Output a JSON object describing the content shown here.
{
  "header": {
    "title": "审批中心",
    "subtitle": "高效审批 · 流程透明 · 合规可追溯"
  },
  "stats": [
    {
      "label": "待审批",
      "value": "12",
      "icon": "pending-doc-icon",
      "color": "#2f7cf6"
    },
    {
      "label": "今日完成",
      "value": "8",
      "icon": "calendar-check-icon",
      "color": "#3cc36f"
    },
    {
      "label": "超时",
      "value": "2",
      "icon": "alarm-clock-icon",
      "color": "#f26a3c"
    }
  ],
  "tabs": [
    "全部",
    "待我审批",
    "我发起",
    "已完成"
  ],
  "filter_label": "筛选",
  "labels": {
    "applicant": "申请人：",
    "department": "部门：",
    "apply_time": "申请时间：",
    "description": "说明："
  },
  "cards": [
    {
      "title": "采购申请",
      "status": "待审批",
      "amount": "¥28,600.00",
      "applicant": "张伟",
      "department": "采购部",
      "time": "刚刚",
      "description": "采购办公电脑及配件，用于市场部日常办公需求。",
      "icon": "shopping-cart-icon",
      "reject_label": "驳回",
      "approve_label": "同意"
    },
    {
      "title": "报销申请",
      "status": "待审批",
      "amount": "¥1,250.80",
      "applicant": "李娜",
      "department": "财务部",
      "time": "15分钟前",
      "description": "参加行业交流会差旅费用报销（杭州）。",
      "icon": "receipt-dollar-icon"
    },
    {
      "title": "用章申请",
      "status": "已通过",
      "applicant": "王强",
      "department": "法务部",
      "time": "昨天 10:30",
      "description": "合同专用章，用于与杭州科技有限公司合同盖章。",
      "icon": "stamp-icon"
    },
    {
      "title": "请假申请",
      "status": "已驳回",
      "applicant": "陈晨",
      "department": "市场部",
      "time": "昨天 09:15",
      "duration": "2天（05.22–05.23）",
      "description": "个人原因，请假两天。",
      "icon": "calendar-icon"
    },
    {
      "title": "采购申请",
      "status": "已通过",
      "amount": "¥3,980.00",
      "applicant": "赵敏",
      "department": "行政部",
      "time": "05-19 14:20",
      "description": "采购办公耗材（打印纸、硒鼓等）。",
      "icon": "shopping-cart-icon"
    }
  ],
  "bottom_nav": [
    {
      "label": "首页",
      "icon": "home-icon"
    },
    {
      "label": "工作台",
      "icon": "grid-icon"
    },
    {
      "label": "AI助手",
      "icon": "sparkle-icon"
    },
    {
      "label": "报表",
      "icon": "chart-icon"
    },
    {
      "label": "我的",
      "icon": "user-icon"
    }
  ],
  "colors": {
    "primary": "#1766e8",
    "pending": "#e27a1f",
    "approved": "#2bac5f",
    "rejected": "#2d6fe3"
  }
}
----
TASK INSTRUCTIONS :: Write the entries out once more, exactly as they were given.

EXERCISE RESULT ::
Output a JSON object describing the content shown here.
{
  "header": {
    "title": "审批中心",
    "subtitle": "高效审批 · 流程透明 · 合规可追溯"
  },
  "stats": [
    {
      "label": "待审批",
      "value": "12",
      "icon": "pending-doc-icon",
      "color": "#2f7cf6"
    },
    {
      "label": "今日完成",
      "value": "8",
      "icon": "calendar-check-icon",
      "color": "#3cc36f"
    },
    {
      "label": "超时",
      "value": "2",
      "icon": "alarm-clock-icon",
      "color": "#f26a3c"
    }
  ],
  "tabs": [
    "全部",
    "待我审批",
    "我发起",
    "已完成"
  ],
  "filter_label": "筛选",
  "labels": {
    "applicant": "申请人：",
    "department": "部门：",
    "apply_time": "申请时间：",
    "description": "说明："
  },
  "cards": [
    {
      "title": "采购申请",
      "status": "待审批",
      "amount": "¥28,600.00",
      "applicant": "张伟",
      "department": "采购部",
      "time": "刚刚",
      "description": "采购办公电脑及配件，用于市场部日常办公需求。",
      "icon": "shopping-cart-icon",
      "reject_label": "驳回",
      "approve_label": "同意"
    },
    {
      "title": "报销申请",
      "status": "待审批",
      "amount": "¥1,250.80",
      "applicant": "李娜",
      "department": "财务部",
      "time": "15分钟前",
      "description": "参加行业交流会差旅费用报销（杭州）。",
      "icon": "receipt-dollar-icon"
    },
    {
      "title": "用章申请",
      "status": "已通过",
      "applicant": "王强",
      "department": "法务部",
      "time": "昨天 10:30",
      "description": "合同专用章，用于与杭州科技有限公司合同盖章。",
      "icon": "stamp-icon"
    },
    {
      "title": "请假申请",
      "status": "已驳回",
      "applicant": "陈晨",
      "department": "市场部",
      "time": "昨天 09:15",
      "duration": "2天（05.22–05.23）",
      "description": "个人原因，请假两天。",
      "icon": "calendar-icon"
    },
    {
      "title": "采购申请",
      "status": "已通过",
      "amount": "¥3,980.00",
      "applicant": "赵敏",
      "department": "行政部",
      "time": "05-19 14:20",
      "description": "采购办公耗材（打印纸、硒鼓等）。",
      "icon": "shopping-cart-icon"
    }
  ],
  "bottom_nav": [
    {
      "label": "首页",
      "icon": "home-icon"
    },
    {
      "label": "工作台",
      "icon": "grid-icon"
    },
    {
      "label": "AI助手",
      "icon": "sparkle-icon"
    },
    {
      "label": "报表",
      "icon": "chart-icon"
    },
    {
      "label": "我的",
      "icon": "user-icon"
    }
  ],
  "colors": {
    "primary": "#1766e8",
    "pending": "#e27a1f",
    "approved": "#2bac5f",
    "rejected": "#2d6fe3"
  }
}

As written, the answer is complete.